Local food, like a lot Eastern European countries is big on dark dense breads, potatoes and pork (vegetarian offerings are available but you might need to look around). The local pototo pancakes, served with creamy mushroom sauce was the perfect meal after being out in the cold sightseeing. (word of advice, the old town is mainly paved with sometimes uneven cobblestones, so be sure to wear flat thick soled shoes). The local drink you’ll find everywhere is called black balsam and was originally brewed as a medicine. It tastes like a cross between cough syrup and Jeager Meister and is 45% proof, and drank either in shots or cocktails and will blow your socks off.
For foodies Riga has a really excellent food market, selling local smoked fish, caviar, cheese, vegetables, sweets, pastries, bread and honey. It’s housed in old zeplin hangars close the river and you can also find places inside to have lunch
As you head to the edges of the old town you’ll some amazing Art Nouveau buildings (if you’re an architecture nerd, Riga is the place for you).

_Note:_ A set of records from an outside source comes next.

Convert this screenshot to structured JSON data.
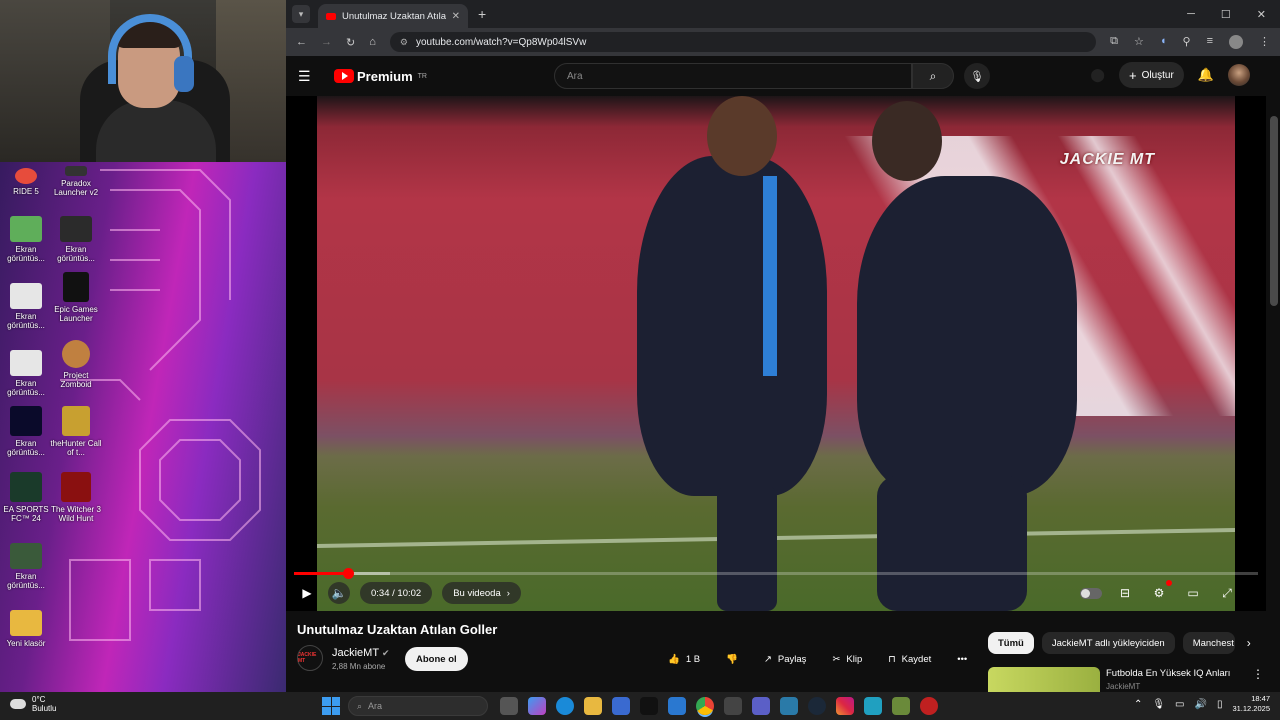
{
  "desktop": {
    "icons": [
      {
        "label": "RIDE 5",
        "color": "#e74c3c"
      },
      {
        "label": "Paradox Launcher v2",
        "color": "#333333"
      },
      {
        "label": "Ekran görüntüs...",
        "color": "#5fae5a"
      },
      {
        "label": "Ekran görüntüs...",
        "color": "#2b2b2b"
      },
      {
        "label": "Ekran görüntüs...",
        "color": "#e6e6e6"
      },
      {
        "label": "Epic Games Launcher",
        "color": "#111111"
      },
      {
        "label": "Ekran görüntüs...",
        "color": "#e6e6e6"
      },
      {
        "label": "Project Zomboid",
        "color": "#c08040"
      },
      {
        "label": "Ekran görüntüs...",
        "color": "#0a0a2a"
      },
      {
        "label": "theHunter Call of t...",
        "color": "#c8a030"
      },
      {
        "label": "EA SPORTS FC™ 24",
        "color": "#1a3a2a"
      },
      {
        "label": "The Witcher 3 Wild Hunt",
        "color": "#8a1010"
      },
      {
        "label": "Ekran görüntüs...",
        "color": "#3a5a3a"
      },
      {
        "label": "Yeni klasör",
        "color": "#e8b840"
      }
    ]
  },
  "browser": {
    "tab_title": "Unutulmaz Uzaktan Atılan Golle",
    "url": "youtube.com/watch?v=Qp8Wp04lSVw"
  },
  "youtube": {
    "logo_text": "Premium",
    "region": "TR",
    "search_placeholder": "Ara",
    "create_label": "Oluştur",
    "video": {
      "watermark": "JACKIE MT",
      "time_label": "0:34 / 10:02",
      "chapter_label": "Bu videoda",
      "progress_fraction": 0.0565,
      "buffered_fraction": 0.1
    },
    "title": "Unutulmaz Uzaktan Atılan Goller",
    "channel": {
      "name": "JackieMT",
      "avatar_text": "JACKIE MT",
      "subscribers": "2,88 Mn abone",
      "subscribe_label": "Abone ol"
    },
    "actions": {
      "likes": "1 B",
      "share": "Paylaş",
      "clip": "Klip",
      "save": "Kaydet"
    },
    "chips": [
      "Tümü",
      "JackieMT adlı yükleyiciden",
      "Manchest"
    ],
    "recommendation": {
      "title": "Futbolda En Yüksek IQ Anları",
      "channel": "JackieMT"
    }
  },
  "taskbar": {
    "temperature": "0°C",
    "condition": "Bulutlu",
    "search_placeholder": "Ara",
    "time": "18:47",
    "date": "31.12.2025"
  },
  "colors": {
    "brand_red": "#ff0000",
    "yt_bg": "#0f0f0f",
    "chrome_bar": "#35363a"
  }
}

I knew very little about Riga and during conversations with some locals and visiting Lithuanians it was interesting to learn about their concerns over the current war in Ukraine. I had no idea of how badly both countries had been treated during the Stalin era. 45,000 Latvians, mainly the intelligencia and professionals were sent to Siberian gulags after the second war and the survivors were only allowed to return after Stalin’s death. Those who were able to return were kept under surveillance and forced to live 100km from main cities, meaning they could not practice their professions or gain an education.
Stalin also moved 600,000 Russians into Latvia, completely changing the demographic of the country. Currently Riga is made up of 60% people of Russian descent and 40% Latvian (in the rest of the country it’s 60% Latvian and 40% Russian). In Riga both communities live separately, living in different areas, attending separate schools etc. I got the sense that there is under lying tension between the communities.
Both the Latvians and Lithuanians spoke about how they are sending support to Ukraine and how they’re stock piling food, fuel etc, or have escape plans in place if Ukraine is completely over run by Russian forces. It was sobering to consider the knock on effect the Ukrainian conflict was having on its neighbours, and is one of the reasons why it’s important to travel and learn a bit more about the world and what’s happening in it. . Despite this I would encourage anyone to visit the city, it’s a beautiful place with great people.